Squidgies Takeover Review – Taking Hearts, Minds and Planets?
Settling life on a new planet is hard. We know this, because if it were easy, humans would’ve done so already. Over-population, as well as a host of other issues make it very easy to see why we’d want to do more to traverse space and find a new home, and it’s over-population as it so happens, that is the driving factor of Squidgies to do the same. Giant Margarita, the team behind recent party game gems such as Party Golf, Party Crashers and Party Poppers, has broken with traditional naming convention to develop Squidgies Takeover, a puzzle game that is as cute and colour as it is soul-destroying.
Though their previous works were competitive couch-based games, Squidgies Takeover reverts back to a (fairly) simple, single-player experience. The Squidgies home-planet has become a little too tight and squishy, and so, the fledgling race departs across the universe to claim as much territory as possible… and that’s it, the remainder is in your hands. With no real narrative to speak of, the entirety of the experience needs to be carried by the gameplay alone, and if you’re into puzzle games and pinpoint handling, then Squidgies Takeover might be exactly what you’re looking for.
Following a quick tutorial that outlines all the different power-ups that the game boasts (more on them later), you’re thrust into a fairly open map with a range of potential levels to complete. Though the full roster of 80 levels isn’t available to you from the get-go, you’re not forced to complete the levels in a linear fashion, which is handy when you eventually come to some significant progression barriers fairly early on. The first ~20 levels are straight forward enough, and then, suddenly, the difficulty spikes, and for the majority of your playtime from there on, you’re in for a tough time it, with the completion of any level feeling like a major accomplishment. Additional feats exist for the hardest of hardcore puzzle fans that layer an extra hard set of objectives on top of every level. These, along with online leaderboards provide decent incentives to return to previously mastered levels with the goal of improving your results.
The number power-ups themselves are limited to six, but each are critically important to your success. Push, balloon, metal, tube, grapple and stop, make up the six power-ups and while early levels tend to focus on only one of them, steering your strategy towards one train of thought, others look to combine any number of them in different ways, multiple times, in order to escort your Squidgies safely to their destination. The Push power-up rockets any Squidgy that comes in contact with it off in the prescribed direction, the balloon power-up acts as the name would suggest, lifting the Squidgy above any looming hazards, metal-powered Squidgies aren’t affected by fire or electricity, but absorb it and can potentially harm any others that come in contact with it, the tube Squidgies create a long safety tube that other Squidgies can rocket down, grapple allows the Squidgy to latch onto a surface and swing to another platform, while stop turns the Squidgy into a heavy boulder that others can’t forcefully push through. You’ll certainly find that some power-ups are utilised across more levels than others, but as they all begin to come together in some of the games toughest levels, you’ll quickly appreciate the surprising versatility, and many creative uses, of each power-up.
A small handful of barriers to progression exist, in the form of gems.

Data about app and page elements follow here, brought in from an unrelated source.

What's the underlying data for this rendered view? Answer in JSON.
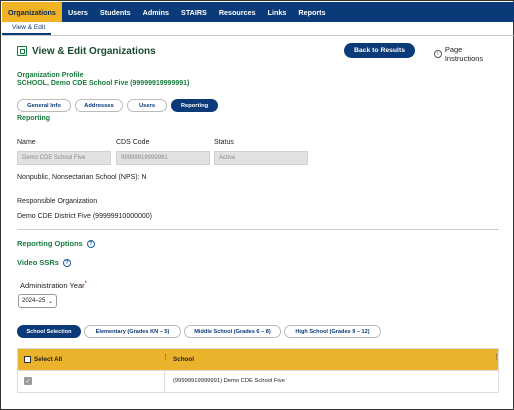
{
  "nav": {
    "items": [
      {
        "label": "Organizations",
        "active": true
      },
      {
        "label": "Users",
        "active": false
      },
      {
        "label": "Students",
        "active": false
      },
      {
        "label": "Admins",
        "active": false
      },
      {
        "label": "STAIRS",
        "active": false
      },
      {
        "label": "Resources",
        "active": false
      },
      {
        "label": "Links",
        "active": false
      },
      {
        "label": "Reports",
        "active": false
      }
    ]
  },
  "subnav": {
    "active_tab": "View & Edit"
  },
  "header": {
    "title": "View & Edit Organizations",
    "back_button": "Back to Results",
    "instructions": "Page Instructions",
    "info_glyph": "i"
  },
  "profile": {
    "label": "Organization Profile",
    "name": "SCHOOL, Demo CDE School Five (99999919999991)"
  },
  "tabs": [
    {
      "label": "General Info",
      "active": false
    },
    {
      "label": "Addresses",
      "active": false
    },
    {
      "label": "Users",
      "active": false
    },
    {
      "label": "Reporting",
      "active": true
    }
  ],
  "reporting": {
    "heading": "Reporting",
    "name_label": "Name",
    "name_value": "Demo CDE School Five",
    "cds_label": "CDS Code",
    "cds_value": "99999919999991",
    "status_label": "Status",
    "status_value": "Active",
    "nps_line": "Nonpublic, Nonsectarian School (NPS): N",
    "responsible_label": "Responsible Organization",
    "responsible_value": "Demo CDE District Five (99999910000000)"
  },
  "options": {
    "heading": "Reporting Options",
    "video_heading": "Video SSRs",
    "help_glyph": "?",
    "admin_year_label": "Administration Year",
    "required_mark": "*",
    "admin_year_value": "2024–25",
    "chevron_glyph": "⌄"
  },
  "grade_tabs": [
    {
      "label": "School Selection",
      "active": true
    },
    {
      "label": "Elementary (Grades KN – 5)",
      "active": false
    },
    {
      "label": "Middle School (Grades 6 – 8)",
      "active": false
    },
    {
      "label": "High School (Grades 9 – 12)",
      "active": false
    }
  ],
  "table": {
    "col_select_all": "Select All",
    "col_school": "School",
    "check_glyph": "✓",
    "rows": [
      {
        "school": "(99999919999991) Demo CDE School Five",
        "checked": true
      }
    ]
  },
  "colors": {
    "nav_bg": "#0b3a78",
    "nav_active": "#f0b323",
    "heading_green": "#1a7a3e",
    "table_header": "#ebb22b"
  }
}
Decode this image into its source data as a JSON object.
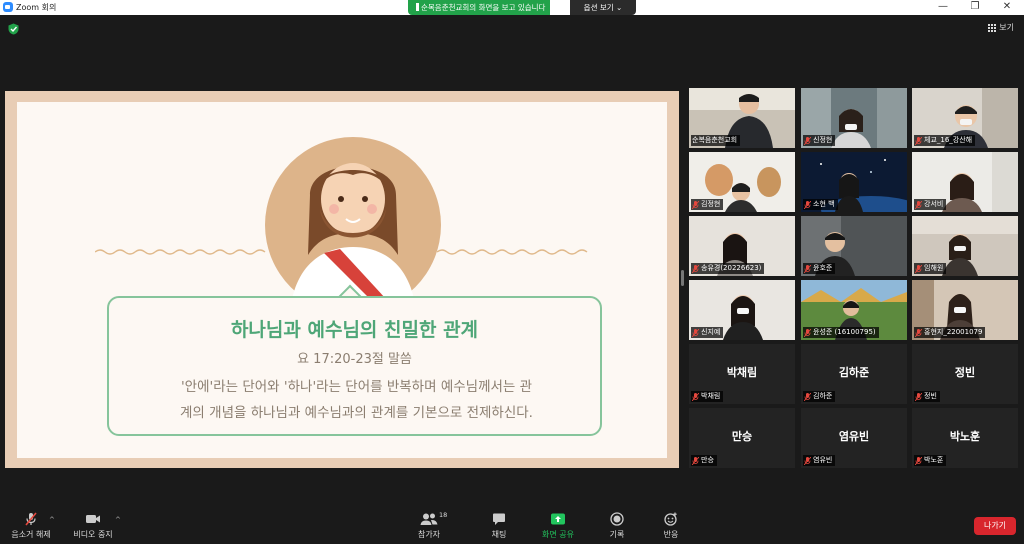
{
  "window": {
    "title": "Zoom 회의",
    "minimize": "—",
    "maximize": "❐",
    "close": "✕"
  },
  "banner": {
    "text": "순복음춘천교회의 화면을 보고 있습니다",
    "view_options": "옵션 보기 ⌄"
  },
  "view_toggle": {
    "label": "보기"
  },
  "slide": {
    "title": "하나님과 예수님의 친밀한 관계",
    "subtitle": "요 17:20-23절 말씀",
    "body_line1": "'안에'라는 단어와 '하나'라는 단어를 반복하며 예수님께서는 관",
    "body_line2": "계의 개념을 하나님과 예수님과의 관계를 기본으로 전제하신다."
  },
  "participants": [
    {
      "name": "순복음춘천교회",
      "muted": false,
      "video": true,
      "active": true
    },
    {
      "name": "신정현",
      "muted": true,
      "video": true
    },
    {
      "name": "체교_16_강산해",
      "muted": true,
      "video": true
    },
    {
      "name": "김정현",
      "muted": true,
      "video": true
    },
    {
      "name": "소현 백",
      "muted": true,
      "video": true
    },
    {
      "name": "강서비",
      "muted": true,
      "video": true
    },
    {
      "name": "송유경(20226623)",
      "muted": true,
      "video": true
    },
    {
      "name": "윤호준",
      "muted": true,
      "video": true
    },
    {
      "name": "임해원",
      "muted": true,
      "video": true
    },
    {
      "name": "신지예",
      "muted": true,
      "video": true
    },
    {
      "name": "윤성준 (16100795)",
      "muted": true,
      "video": true
    },
    {
      "name": "홍현지_22001079",
      "muted": true,
      "video": true
    },
    {
      "name": "박채림",
      "muted": true,
      "video": false
    },
    {
      "name": "김하준",
      "muted": true,
      "video": false
    },
    {
      "name": "정빈",
      "muted": true,
      "video": false
    },
    {
      "name": "만승",
      "muted": true,
      "video": false
    },
    {
      "name": "염유빈",
      "muted": true,
      "video": false
    },
    {
      "name": "박노훈",
      "muted": true,
      "video": false
    }
  ],
  "toolbar": {
    "unmute": "음소거 해제",
    "video": "비디오 중지",
    "participants": "참가자",
    "participant_count": "18",
    "chat": "채팅",
    "share": "화면 공유",
    "record": "기록",
    "reactions": "반응",
    "leave": "나가기"
  },
  "colors": {
    "share_green": "#22a24a",
    "slide_green": "#4ea677",
    "leave_red": "#d8262d",
    "active_speaker": "#c7e84a"
  }
}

In a few cases it is impossible to access certain levels without having previously completed a particular preceding level. Upon completion you’re rewarded with a gem, and this gem unlocks all levels hidden by the same gemstone. There aren’t many of these particular levels to overcome and they don’t prevent access to many others, they’re simply there to force you to try out particular power-ups that you may not yet have experimented with. Overall progression is quite basic, and the small barriers placed in front of you are simply there to ensure you get the base understanding of a mechanic before the kitchen sink is thrown at you.
Squidgies Takeover’s extraordinarily high difficulty ceiling, from the core objectives themselves to the additional feats even after you’ve achieved success might certainly put the shivers up the spines of some potential players, but the core product is a good one, and with more missions promised for post-launch, there’s going to be plenty for the hardcore puzzle gamer to dive into. This is a planetary takeover I can get around.
Squidgies Takeover was reviewed on the Nintendo Switch, with code kindly provided by Giant Margarita.